Key Takeaways

  • Winter ice roads, such as the James Bay Winter Road in northern Ontario, are an essential means of access and ground transportation for remote First Nations communities.
  • Warming due to climate change has already shortened winter road season lengths, driving up costs of living and decreasing quality of life.
  • The number of freezing degree days (FDD) during the road preconditioning period is one critical indicator of winter road viability and longevity over the coming century.
  • By mid-century, climate conditions could significantly shorten the ice road season for several First Nations communities in northern Ontario. This is an important consideration for community decision-making and long-term strategic planning.

Box 3: Using the Analyze page to examine Freezing Degree Days (FDDs)

Click here to go to the Analyze page. Then:

  1. Choose the BCCAQv2 dataset.
  2. Select “Grids” under Select Locations.
  3. Choose your variable of interest – in this case, “Degree Days Exceedance Date.”
    • Enter the temperature threshold. A commonly used threshold for FDDs is 0°C.
    • Select a location on the map, or use the search bar in the bottom right corner to search for a location. Select the grid cells on the map for your location of interest.
  4. Select a starting year and ending year (a minimum 30 year period is recommended) under Choose a Timeframe.
  5. Under the Advanced section, specify the desired Models, RCPs, Percentiles, Temporal Frequency, and Output Format. Default values are pre-selected.
  6. Enter your email address and submit your request. The data will be processed and sent to you in the format requested.

Acknowledgements

The authors would like to express their sincere gratitude to Dr. Yukari Hori and Dr. William Gough for their invaluable contributions to this case study.

References

This case study was inspired by and relied upon the following original research:

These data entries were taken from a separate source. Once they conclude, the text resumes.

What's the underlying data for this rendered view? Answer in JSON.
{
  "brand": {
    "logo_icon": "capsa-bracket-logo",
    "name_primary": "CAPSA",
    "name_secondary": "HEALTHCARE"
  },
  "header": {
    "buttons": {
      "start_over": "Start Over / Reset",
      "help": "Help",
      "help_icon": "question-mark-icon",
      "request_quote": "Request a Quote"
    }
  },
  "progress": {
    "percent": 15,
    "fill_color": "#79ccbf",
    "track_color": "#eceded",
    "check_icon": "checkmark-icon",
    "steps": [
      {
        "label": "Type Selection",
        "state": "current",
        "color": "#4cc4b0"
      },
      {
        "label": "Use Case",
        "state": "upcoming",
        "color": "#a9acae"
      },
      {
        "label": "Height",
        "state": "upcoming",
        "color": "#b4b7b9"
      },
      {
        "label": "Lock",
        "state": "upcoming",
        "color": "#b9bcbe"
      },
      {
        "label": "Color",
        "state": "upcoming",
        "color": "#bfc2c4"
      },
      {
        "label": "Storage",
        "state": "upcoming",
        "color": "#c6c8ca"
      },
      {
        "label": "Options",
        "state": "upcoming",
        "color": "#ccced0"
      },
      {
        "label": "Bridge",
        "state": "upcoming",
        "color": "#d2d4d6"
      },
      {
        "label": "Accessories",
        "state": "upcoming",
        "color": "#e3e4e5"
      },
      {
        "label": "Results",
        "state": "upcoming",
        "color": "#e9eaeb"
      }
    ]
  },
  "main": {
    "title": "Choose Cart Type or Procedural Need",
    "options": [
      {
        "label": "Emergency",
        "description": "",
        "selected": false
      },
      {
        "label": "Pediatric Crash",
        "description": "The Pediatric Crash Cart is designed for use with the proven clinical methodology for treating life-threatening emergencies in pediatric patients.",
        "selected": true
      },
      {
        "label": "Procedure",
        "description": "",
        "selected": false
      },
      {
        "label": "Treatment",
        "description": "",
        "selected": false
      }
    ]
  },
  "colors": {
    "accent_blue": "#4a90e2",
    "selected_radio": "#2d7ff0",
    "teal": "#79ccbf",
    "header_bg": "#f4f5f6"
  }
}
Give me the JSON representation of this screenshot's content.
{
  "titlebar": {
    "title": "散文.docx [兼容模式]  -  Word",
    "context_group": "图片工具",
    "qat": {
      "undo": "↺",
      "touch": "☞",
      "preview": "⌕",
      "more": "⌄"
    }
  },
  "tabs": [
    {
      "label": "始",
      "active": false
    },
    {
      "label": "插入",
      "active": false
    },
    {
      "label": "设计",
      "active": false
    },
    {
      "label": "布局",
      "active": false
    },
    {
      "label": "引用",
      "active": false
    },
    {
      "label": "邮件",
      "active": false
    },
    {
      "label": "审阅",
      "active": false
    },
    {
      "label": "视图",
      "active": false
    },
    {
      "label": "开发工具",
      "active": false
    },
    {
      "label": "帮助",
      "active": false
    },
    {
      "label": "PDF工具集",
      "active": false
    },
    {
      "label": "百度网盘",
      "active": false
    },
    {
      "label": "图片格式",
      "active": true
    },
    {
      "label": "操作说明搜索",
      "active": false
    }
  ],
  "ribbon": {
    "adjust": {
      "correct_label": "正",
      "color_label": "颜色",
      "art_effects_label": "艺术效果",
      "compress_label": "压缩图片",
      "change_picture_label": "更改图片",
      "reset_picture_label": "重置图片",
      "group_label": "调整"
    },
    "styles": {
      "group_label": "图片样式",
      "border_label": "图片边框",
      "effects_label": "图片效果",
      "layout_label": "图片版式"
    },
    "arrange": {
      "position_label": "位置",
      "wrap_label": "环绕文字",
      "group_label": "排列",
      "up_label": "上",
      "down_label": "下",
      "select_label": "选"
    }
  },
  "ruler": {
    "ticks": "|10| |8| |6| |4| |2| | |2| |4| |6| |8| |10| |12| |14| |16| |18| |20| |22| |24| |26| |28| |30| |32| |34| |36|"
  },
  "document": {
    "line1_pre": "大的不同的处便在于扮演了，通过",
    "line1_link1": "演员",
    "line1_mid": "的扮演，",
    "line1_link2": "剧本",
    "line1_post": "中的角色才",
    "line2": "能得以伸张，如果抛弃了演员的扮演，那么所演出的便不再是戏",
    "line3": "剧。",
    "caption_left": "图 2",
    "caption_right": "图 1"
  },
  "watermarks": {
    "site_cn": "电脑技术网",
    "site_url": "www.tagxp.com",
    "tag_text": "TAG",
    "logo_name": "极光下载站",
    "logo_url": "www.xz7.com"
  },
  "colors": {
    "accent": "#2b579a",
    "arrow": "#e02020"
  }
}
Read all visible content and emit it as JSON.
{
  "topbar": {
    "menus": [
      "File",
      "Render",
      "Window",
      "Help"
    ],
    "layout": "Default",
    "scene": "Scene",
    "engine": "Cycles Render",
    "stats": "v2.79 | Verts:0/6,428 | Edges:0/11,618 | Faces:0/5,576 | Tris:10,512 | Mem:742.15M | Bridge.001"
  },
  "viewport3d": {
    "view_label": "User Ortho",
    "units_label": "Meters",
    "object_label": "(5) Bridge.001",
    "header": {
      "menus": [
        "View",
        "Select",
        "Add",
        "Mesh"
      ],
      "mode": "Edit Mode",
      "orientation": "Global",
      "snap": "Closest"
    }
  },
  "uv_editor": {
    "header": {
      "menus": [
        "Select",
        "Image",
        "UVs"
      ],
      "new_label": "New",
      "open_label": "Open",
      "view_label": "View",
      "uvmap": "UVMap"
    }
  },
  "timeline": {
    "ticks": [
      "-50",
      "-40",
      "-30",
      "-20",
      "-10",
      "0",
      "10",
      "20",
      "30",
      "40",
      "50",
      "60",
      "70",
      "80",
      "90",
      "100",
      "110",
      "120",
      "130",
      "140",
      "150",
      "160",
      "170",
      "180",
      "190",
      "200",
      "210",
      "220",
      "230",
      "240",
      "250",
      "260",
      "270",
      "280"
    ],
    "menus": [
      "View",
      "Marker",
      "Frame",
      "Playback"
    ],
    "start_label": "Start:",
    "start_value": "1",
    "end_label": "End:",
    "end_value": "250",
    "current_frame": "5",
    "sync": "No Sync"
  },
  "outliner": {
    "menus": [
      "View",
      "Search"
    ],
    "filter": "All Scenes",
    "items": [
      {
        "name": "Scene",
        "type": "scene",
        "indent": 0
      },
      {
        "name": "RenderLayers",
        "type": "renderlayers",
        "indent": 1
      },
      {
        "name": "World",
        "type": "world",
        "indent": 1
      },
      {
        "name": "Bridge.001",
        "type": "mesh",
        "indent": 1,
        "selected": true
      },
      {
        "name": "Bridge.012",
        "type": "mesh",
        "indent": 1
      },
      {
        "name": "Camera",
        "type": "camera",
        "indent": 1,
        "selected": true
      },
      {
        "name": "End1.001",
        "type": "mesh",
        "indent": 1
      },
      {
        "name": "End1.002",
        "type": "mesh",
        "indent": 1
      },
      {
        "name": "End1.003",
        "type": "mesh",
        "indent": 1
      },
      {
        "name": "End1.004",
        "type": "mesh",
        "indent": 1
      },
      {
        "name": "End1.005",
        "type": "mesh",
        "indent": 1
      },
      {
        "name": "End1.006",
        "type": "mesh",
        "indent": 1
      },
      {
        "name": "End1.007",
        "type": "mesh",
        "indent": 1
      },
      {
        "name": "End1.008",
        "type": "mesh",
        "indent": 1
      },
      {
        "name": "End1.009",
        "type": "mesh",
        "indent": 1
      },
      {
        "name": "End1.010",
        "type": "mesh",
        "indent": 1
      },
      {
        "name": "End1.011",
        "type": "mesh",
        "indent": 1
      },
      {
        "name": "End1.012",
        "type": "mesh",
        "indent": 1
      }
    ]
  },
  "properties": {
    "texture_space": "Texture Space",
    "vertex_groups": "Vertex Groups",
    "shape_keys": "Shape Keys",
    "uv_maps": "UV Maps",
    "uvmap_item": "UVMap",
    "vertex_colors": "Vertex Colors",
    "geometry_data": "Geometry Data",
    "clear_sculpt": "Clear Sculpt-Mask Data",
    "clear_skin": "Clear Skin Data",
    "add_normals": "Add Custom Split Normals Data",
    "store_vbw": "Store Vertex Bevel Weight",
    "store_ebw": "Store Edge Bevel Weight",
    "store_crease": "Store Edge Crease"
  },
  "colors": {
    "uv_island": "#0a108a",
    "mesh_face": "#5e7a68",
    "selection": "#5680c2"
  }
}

  1. Hori, Y., Gough, W. A., Butler, K., & Tsuji, L. J. (2017). Trends in the seasonal length and opening dates of a winter road in the western James Bay region, Ontario, Canada. Theoretical and Applied Climatology, 129(3): 1309-1320
  2. Hori, Y., Cheng, V. Y., Gough, W. A., Jien, J. Y., & Tsuji, L. J. (2018). Implications of projected climate change on winter road systems in Ontario’s Far North, Canada. Climatic Change, 148(1): 109-122